## What to do
From first line to last, give the records again word for word and omit the pictures.

Data records for software interfaces:

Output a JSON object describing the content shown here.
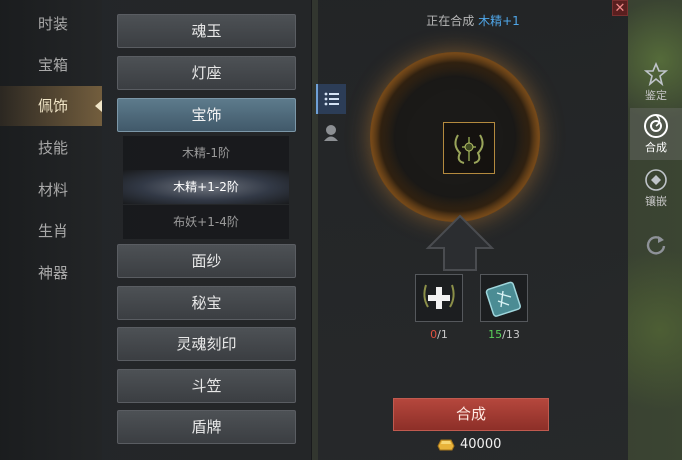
{
  "categories": [
    {
      "label": "时装",
      "active": false
    },
    {
      "label": "宝箱",
      "active": false
    },
    {
      "label": "佩饰",
      "active": true
    },
    {
      "label": "技能",
      "active": false
    },
    {
      "label": "材料",
      "active": false
    },
    {
      "label": "生肖",
      "active": false
    },
    {
      "label": "神器",
      "active": false
    }
  ],
  "items": {
    "hunyu": "魂玉",
    "dengzuo": "灯座",
    "baoshi": "宝饰",
    "sub1": "木精-1阶",
    "sub2": "木精+1-2阶",
    "sub3": "布妖+1-4阶",
    "miansha": "面纱",
    "mibao": "秘宝",
    "linghun": "灵魂刻印",
    "doulì": "斗笠",
    "dunpai": "盾牌"
  },
  "synth": {
    "title_prefix": "正在合成",
    "title_target": "木精+1",
    "mat1_have": "0",
    "mat1_need": "/1",
    "mat2_have": "15",
    "mat2_need": "/13",
    "button": "合成",
    "cost": "40000"
  },
  "func_tabs": {
    "identify": "鉴定",
    "combine": "合成",
    "inlay": "镶嵌"
  },
  "colors": {
    "accent_blue": "#4fa6e8",
    "synth_button": "#a23a32",
    "ring_glow": "#c77c2b"
  }
}
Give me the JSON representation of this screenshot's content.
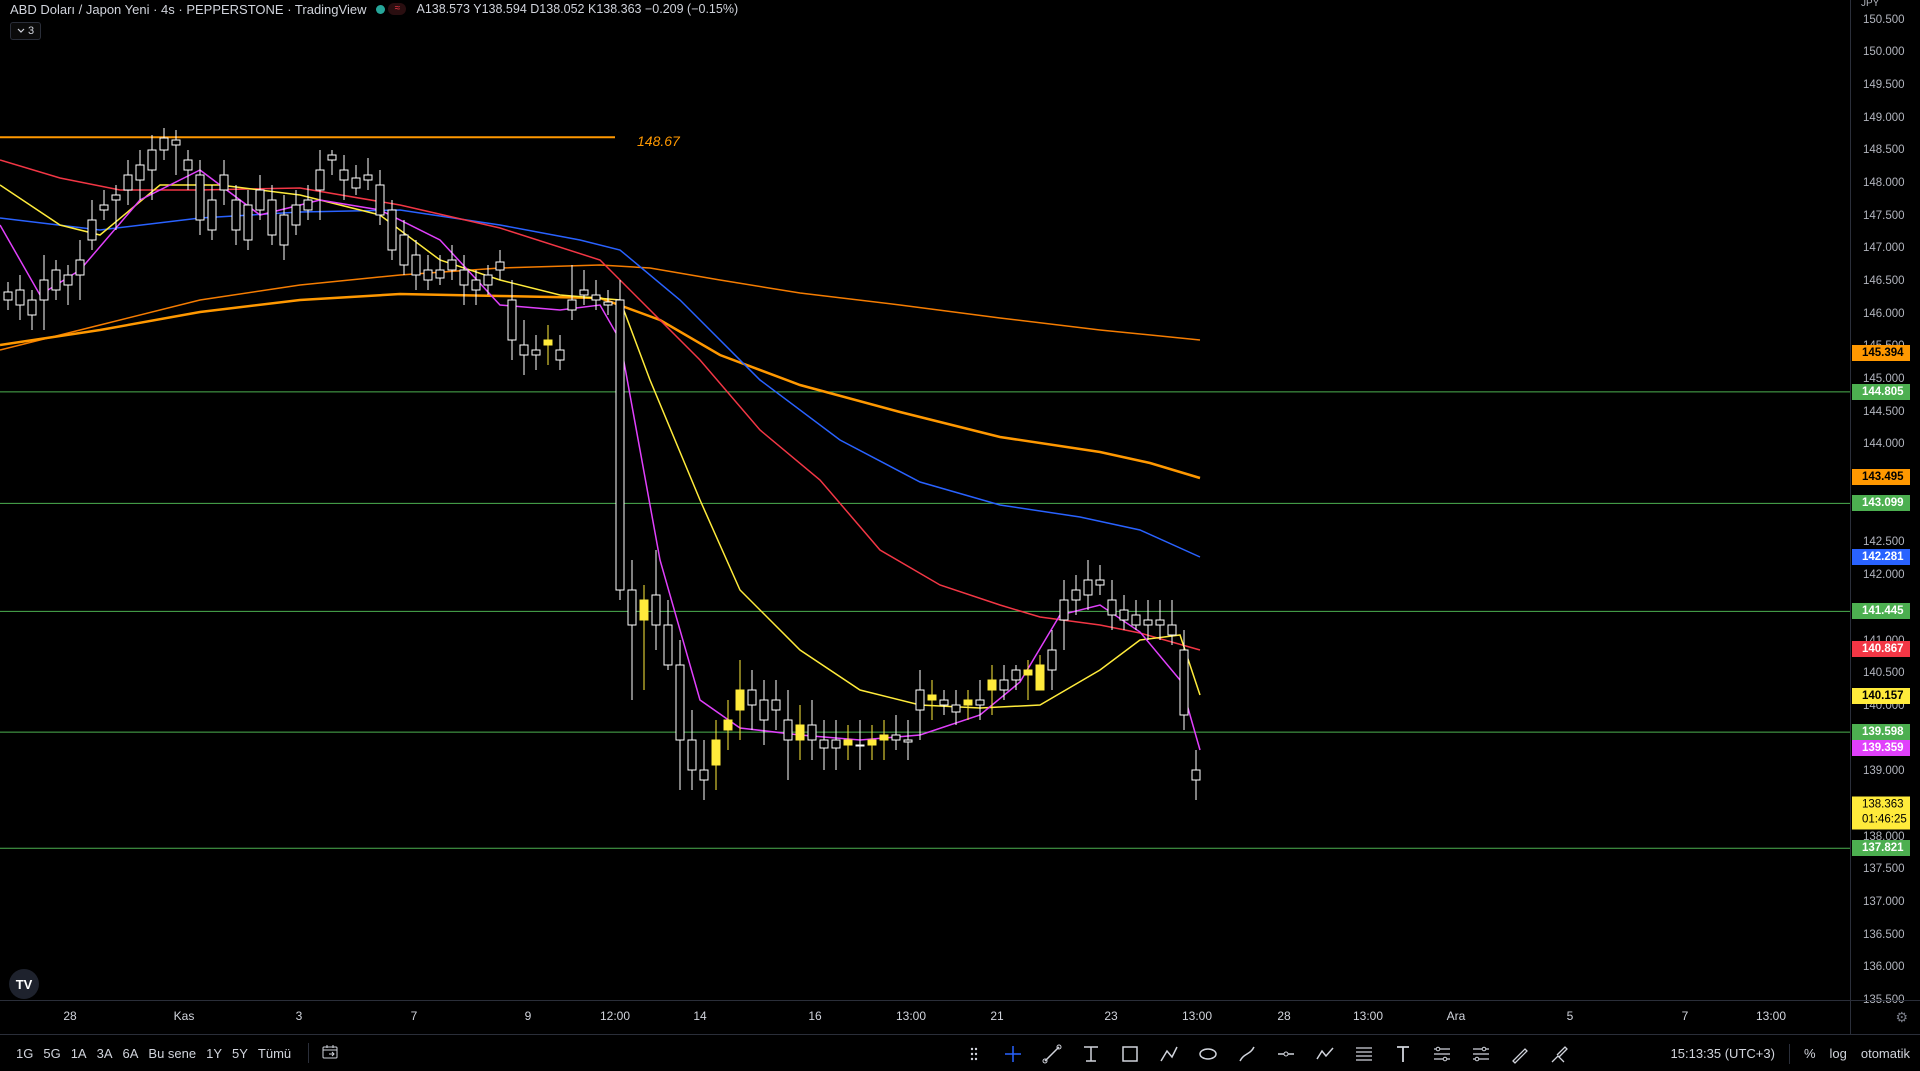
{
  "header": {
    "title": "ABD Doları / Japon Yeni · 4s · PEPPERSTONE · TradingView",
    "status_icon_green": "market-open-dot",
    "status_icon_red": "≈",
    "ohlc": {
      "open_label": "A",
      "open": "138.573",
      "high_label": "Y",
      "high": "138.594",
      "low_label": "D",
      "low": "138.052",
      "close_label": "K",
      "close": "138.363",
      "change": "−0.209 (−0.15%)"
    }
  },
  "indicator_toggle": {
    "icon": "chevron-down-icon",
    "count": "3"
  },
  "chart": {
    "resistance_line_label": "148.67",
    "resistance_line_value": 148.67,
    "horizontal_levels": [
      144.805,
      143.099,
      141.445,
      139.598,
      137.821
    ],
    "colors": {
      "candle_up": "#ffeb3b",
      "candle_down": "#ffffff",
      "ma_magenta": "#e040fb",
      "ma_yellow": "#ffeb3b",
      "ma_red": "#f23645",
      "ma_blue": "#2962ff",
      "ma_orange": "#ff9800",
      "ma_orange_light": "#f57c00",
      "level_line": "#4caf50",
      "resistance": "#ff9800"
    }
  },
  "price_axis": {
    "unit": "JPY",
    "ticks": [
      "150.500",
      "150.000",
      "149.500",
      "149.000",
      "148.500",
      "148.000",
      "147.500",
      "147.000",
      "146.500",
      "146.000",
      "145.500",
      "145.000",
      "144.500",
      "144.000",
      "143.500",
      "142.500",
      "142.000",
      "141.000",
      "140.500",
      "140.000",
      "139.000",
      "138.500",
      "138.000",
      "137.500",
      "137.000",
      "136.500",
      "136.000",
      "135.500"
    ],
    "badges": [
      {
        "value": "145.394",
        "bg": "#ff9800",
        "fg": "#000000"
      },
      {
        "value": "144.805",
        "bg": "#4caf50",
        "fg": "#ffffff"
      },
      {
        "value": "143.495",
        "bg": "#ff9800",
        "fg": "#000000"
      },
      {
        "value": "143.099",
        "bg": "#4caf50",
        "fg": "#ffffff"
      },
      {
        "value": "142.281",
        "bg": "#2962ff",
        "fg": "#ffffff"
      },
      {
        "value": "141.445",
        "bg": "#4caf50",
        "fg": "#ffffff"
      },
      {
        "value": "140.867",
        "bg": "#f23645",
        "fg": "#ffffff"
      },
      {
        "value": "140.157",
        "bg": "#ffeb3b",
        "fg": "#000000"
      },
      {
        "value": "139.598",
        "bg": "#4caf50",
        "fg": "#ffffff"
      },
      {
        "value": "139.359",
        "bg": "#e040fb",
        "fg": "#ffffff"
      },
      {
        "value": "137.821",
        "bg": "#4caf50",
        "fg": "#ffffff"
      }
    ],
    "current_price": "138.363",
    "countdown": "01:46:25"
  },
  "time_axis": {
    "ticks": [
      "28",
      "Kas",
      "3",
      "7",
      "9",
      "12:00",
      "14",
      "16",
      "13:00",
      "21",
      "23",
      "13:00",
      "28",
      "13:00",
      "Ara",
      "5",
      "7",
      "13:00"
    ]
  },
  "bottom_bar": {
    "ranges": [
      "1G",
      "5G",
      "1A",
      "3A",
      "6A",
      "Bu sene",
      "1Y",
      "5Y",
      "Tümü"
    ],
    "compare_icon": "calendar-range-icon",
    "drawing_tools": [
      "drag-handle-icon",
      "crosshair-icon",
      "trend-line-icon",
      "horizontal-ray-icon",
      "rectangle-icon",
      "path-icon",
      "ellipse-icon",
      "brush-icon",
      "horizontal-line-icon",
      "polyline-icon",
      "fib-retracement-icon",
      "text-icon",
      "pitchfork-icon",
      "gann-icon",
      "pencil-icon",
      "highlighter-icon"
    ],
    "time": "15:13:35 (UTC+3)",
    "percent_label": "%",
    "log_label": "log",
    "auto_label": "otomatik"
  }
}
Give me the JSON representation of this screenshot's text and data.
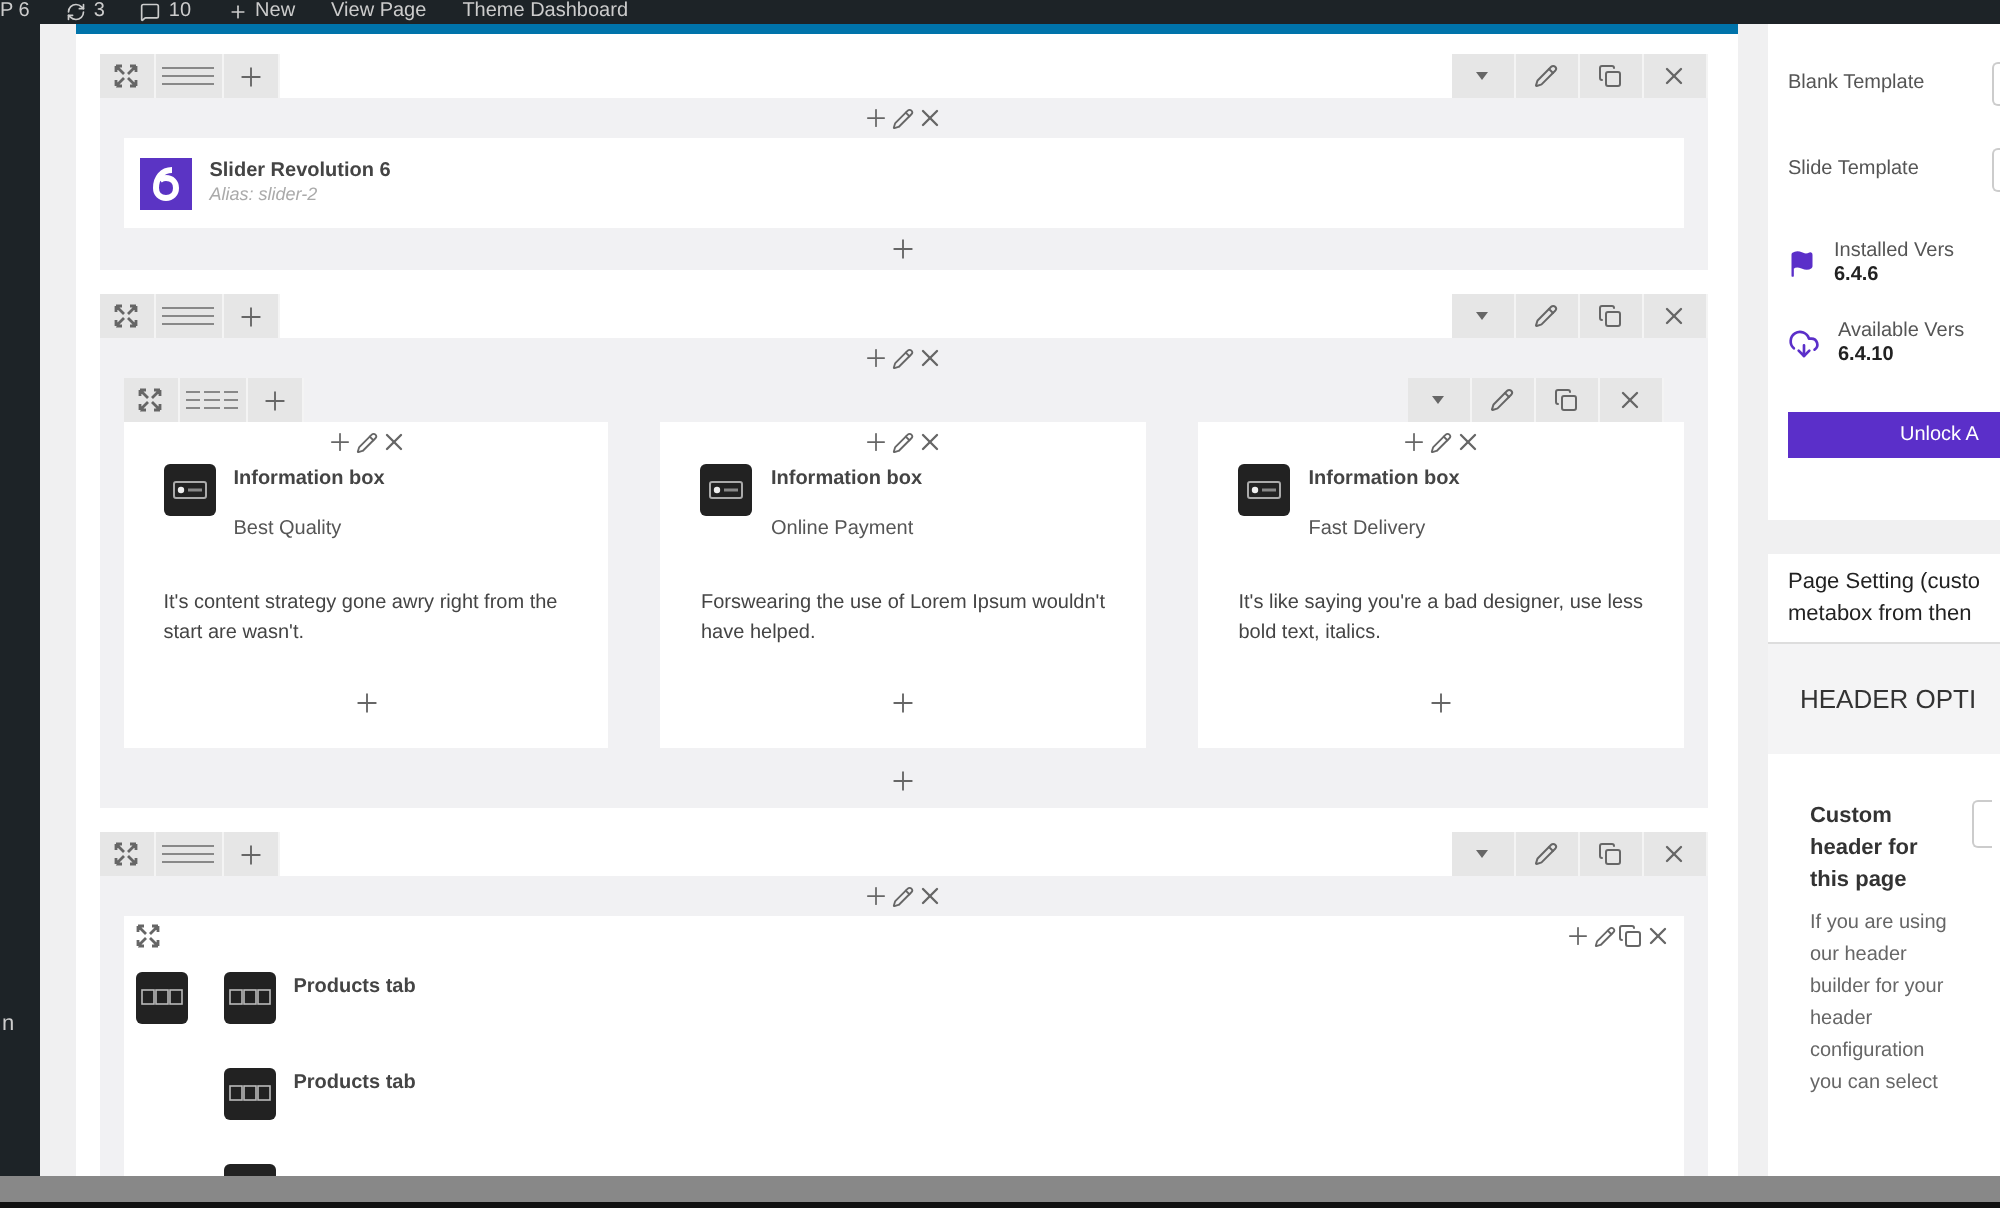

## Answer area
Output a JSON object describing the content shown here.
{
  "categories": [
    {
      "label": "时装",
      "active": false
    },
    {
      "label": "宝箱",
      "active": false
    },
    {
      "label": "佩饰",
      "active": true
    },
    {
      "label": "技能",
      "active": false
    },
    {
      "label": "材料",
      "active": false
    },
    {
      "label": "生肖",
      "active": false
    },
    {
      "label": "神器",
      "active": false
    }
  ],
  "items": {
    "hunyu": "魂玉",
    "dengzuo": "灯座",
    "baoshi": "宝饰",
    "sub1": "木精-1阶",
    "sub2": "木精+1-2阶",
    "sub3": "布妖+1-4阶",
    "miansha": "面纱",
    "mibao": "秘宝",
    "linghun": "灵魂刻印",
    "doulì": "斗笠",
    "dunpai": "盾牌"
  },
  "synth": {
    "title_prefix": "正在合成",
    "title_target": "木精+1",
    "mat1_have": "0",
    "mat1_need": "/1",
    "mat2_have": "15",
    "mat2_need": "/13",
    "button": "合成",
    "cost": "40000"
  },
  "func_tabs": {
    "identify": "鉴定",
    "combine": "合成",
    "inlay": "镶嵌"
  },
  "colors": {
    "accent_blue": "#4fa6e8",
    "synth_button": "#a23a32",
    "ring_glow": "#c77c2b"
  }
}
Give me the JSON representation of this screenshot's content.
{
  "header": {
    "title": "ABD Doları / Japon Yeni · 4s · PEPPERSTONE · TradingView",
    "status_icon_green": "market-open-dot",
    "status_icon_red": "≈",
    "ohlc": {
      "open_label": "A",
      "open": "138.573",
      "high_label": "Y",
      "high": "138.594",
      "low_label": "D",
      "low": "138.052",
      "close_label": "K",
      "close": "138.363",
      "change": "−0.209 (−0.15%)"
    }
  },
  "indicator_toggle": {
    "icon": "chevron-down-icon",
    "count": "3"
  },
  "chart": {
    "resistance_line_label": "148.67",
    "resistance_line_value": 148.67,
    "horizontal_levels": [
      144.805,
      143.099,
      141.445,
      139.598,
      137.821
    ],
    "colors": {
      "candle_up": "#ffeb3b",
      "candle_down": "#ffffff",
      "ma_magenta": "#e040fb",
      "ma_yellow": "#ffeb3b",
      "ma_red": "#f23645",
      "ma_blue": "#2962ff",
      "ma_orange": "#ff9800",
      "ma_orange_light": "#f57c00",
      "level_line": "#4caf50",
      "resistance": "#ff9800"
    }
  },
  "price_axis": {
    "unit": "JPY",
    "ticks": [
      "150.500",
      "150.000",
      "149.500",
      "149.000",
      "148.500",
      "148.000",
      "147.500",
      "147.000",
      "146.500",
      "146.000",
      "145.500",
      "145.000",
      "144.500",
      "144.000",
      "143.500",
      "142.500",
      "142.000",
      "141.000",
      "140.500",
      "140.000",
      "139.000",
      "138.500",
      "138.000",
      "137.500",
      "137.000",
      "136.500",
      "136.000",
      "135.500"
    ],
    "badges": [
      {
        "value": "145.394",
        "bg": "#ff9800",
        "fg": "#000000"
      },
      {
        "value": "144.805",
        "bg": "#4caf50",
        "fg": "#ffffff"
      },
      {
        "value": "143.495",
        "bg": "#ff9800",
        "fg": "#000000"
      },
      {
        "value": "143.099",
        "bg": "#4caf50",
        "fg": "#ffffff"
      },
      {
        "value": "142.281",
        "bg": "#2962ff",
        "fg": "#ffffff"
      },
      {
        "value": "141.445",
        "bg": "#4caf50",
        "fg": "#ffffff"
      },
      {
        "value": "140.867",
        "bg": "#f23645",
        "fg": "#ffffff"
      },
      {
        "value": "140.157",
        "bg": "#ffeb3b",
        "fg": "#000000"
      },
      {
        "value": "139.598",
        "bg": "#4caf50",
        "fg": "#ffffff"
      },
      {
        "value": "139.359",
        "bg": "#e040fb",
        "fg": "#ffffff"
      },
      {
        "value": "137.821",
        "bg": "#4caf50",
        "fg": "#ffffff"
      }
    ],
    "current_price": "138.363",
    "countdown": "01:46:25"
  },
  "time_axis": {
    "ticks": [
      "28",
      "Kas",
      "3",
      "7",
      "9",
      "12:00",
      "14",
      "16",
      "13:00",
      "21",
      "23",
      "13:00",
      "28",
      "13:00",
      "Ara",
      "5",
      "7",
      "13:00"
    ]
  },
  "bottom_bar": {
    "ranges": [
      "1G",
      "5G",
      "1A",
      "3A",
      "6A",
      "Bu sene",
      "1Y",
      "5Y",
      "Tümü"
    ],
    "compare_icon": "calendar-range-icon",
    "drawing_tools": [
      "drag-handle-icon",
      "crosshair-icon",
      "trend-line-icon",
      "horizontal-ray-icon",
      "rectangle-icon",
      "path-icon",
      "ellipse-icon",
      "brush-icon",
      "horizontal-line-icon",
      "polyline-icon",
      "fib-retracement-icon",
      "text-icon",
      "pitchfork-icon",
      "gann-icon",
      "pencil-icon",
      "highlighter-icon"
    ],
    "time": "15:13:35 (UTC+3)",
    "percent_label": "%",
    "log_label": "log",
    "auto_label": "otomatik"
  }
}
Give me the JSON representation of this screenshot's text and data.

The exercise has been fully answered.